Look carefully: Britain shows us how to decay. Keep calm and carry on (decaying). Elegance.
(Well, it did before Brexit.)
The world, the universe, every single thing we know and don’t know would not work without decay. Its agents (worms and bacteria), its byproducts (cheese and dirt), its sufferers (the entire human race), our beloved pets, empires, old oak timbers, and, with an exceedingly enormous allowance of time, our ever-constant stars.
As Nature tries her best to specialize, to make trees, stars, coral, a human brain (and then those specializations aggregate to make other specializations—we make forests, empires, reefs), Time shakes its head. “I will allow you, Nature, some coral and human brain but only for so long. This is not the state of things.” “What about the stars?” responds Nature. “In the stars you have put your very soul,” answers Time. “They can last longer.”
Sculptor Andy Goldsworthy, known for his great (permanent) wall, cairn, and arch installations, also makes up to two “ephemeral works” a day.
These works are made for a particular place and may last anything from a few minutes to a few days. They are an exploration of the land, often made without knowing what the result will be. They are intuitive responses to light, material, time, weather. They need to make mistakes, and sometimes to produce bad works is part of the process. I have far more failures than successes.
Wetting leaves on river stones, threading grass through branches, standing ice sheets on end—all ephemeral works. The sharpened teeth of decay waiting in the wings to tear apart this human invention. But its brief existence meant something. Goldsworthy simply makes more, better.
Nature does the same. More complexity, more ingenuity each time, fed with the decay of the old. She has learned how to use decay as part of the process.
Albeit tyrannical, decay isn’t greedy. It isn’t deceitful. Nothing is present that isn’t needed, and nothing is needed that isn’t present. It is the most tidy of henchmen. It is elegant. To push against it is inelegant.
It is, moreover, its own reward. A beauteous simplicity, suggests philosopher Hannah Arendt:
Although the living is subject to the ruin of the time, the process of decay is at the same time a process of crystallization, that in the depth of the sea, into which sinks and is dissolved what once was alive, some things “suffer a sea-change” and survive in new crystallized forms and shapes that remain immune to the elements, as though they waited only for the pearl diver who one day will come down to them and bring them up into the world of the living.
I would hitch up these fragments against my ruins, hold them fast. I would find myself in a forest, under an oak, pressed into coal. Waiting for that drill bit. My atoms released into fires and furnaces, then somehow cleaned, into the air and part of all things.

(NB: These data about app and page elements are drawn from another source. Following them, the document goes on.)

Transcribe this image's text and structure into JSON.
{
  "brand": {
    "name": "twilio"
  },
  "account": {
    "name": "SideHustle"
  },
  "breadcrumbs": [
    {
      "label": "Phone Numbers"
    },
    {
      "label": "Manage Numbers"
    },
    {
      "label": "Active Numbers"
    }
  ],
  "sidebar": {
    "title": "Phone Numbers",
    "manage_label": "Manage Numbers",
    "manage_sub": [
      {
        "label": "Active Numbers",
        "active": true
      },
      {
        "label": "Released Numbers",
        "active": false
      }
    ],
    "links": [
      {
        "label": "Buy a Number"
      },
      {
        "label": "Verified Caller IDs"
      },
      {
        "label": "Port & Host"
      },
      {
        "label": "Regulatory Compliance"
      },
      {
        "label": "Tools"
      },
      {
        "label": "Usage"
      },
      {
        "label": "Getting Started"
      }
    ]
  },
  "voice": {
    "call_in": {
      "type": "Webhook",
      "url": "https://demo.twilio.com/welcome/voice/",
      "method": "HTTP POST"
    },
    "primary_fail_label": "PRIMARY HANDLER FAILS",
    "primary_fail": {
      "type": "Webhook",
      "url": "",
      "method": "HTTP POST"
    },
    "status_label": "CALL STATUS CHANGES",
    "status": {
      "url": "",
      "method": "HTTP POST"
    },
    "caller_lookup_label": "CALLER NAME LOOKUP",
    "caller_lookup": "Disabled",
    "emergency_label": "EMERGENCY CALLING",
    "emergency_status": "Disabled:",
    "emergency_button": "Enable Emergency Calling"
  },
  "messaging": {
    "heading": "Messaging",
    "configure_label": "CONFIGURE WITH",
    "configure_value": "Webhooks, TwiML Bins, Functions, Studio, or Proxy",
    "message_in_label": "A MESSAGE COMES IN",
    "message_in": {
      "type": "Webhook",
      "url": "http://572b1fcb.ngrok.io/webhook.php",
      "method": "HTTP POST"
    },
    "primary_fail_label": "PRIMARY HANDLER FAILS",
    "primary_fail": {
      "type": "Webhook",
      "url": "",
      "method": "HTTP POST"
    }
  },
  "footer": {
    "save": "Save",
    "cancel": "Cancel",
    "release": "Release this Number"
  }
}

If you change your notion of being, you will always be. Decay is elegance. There is comfort in that. Much more so than a glazed, petrified Lenin.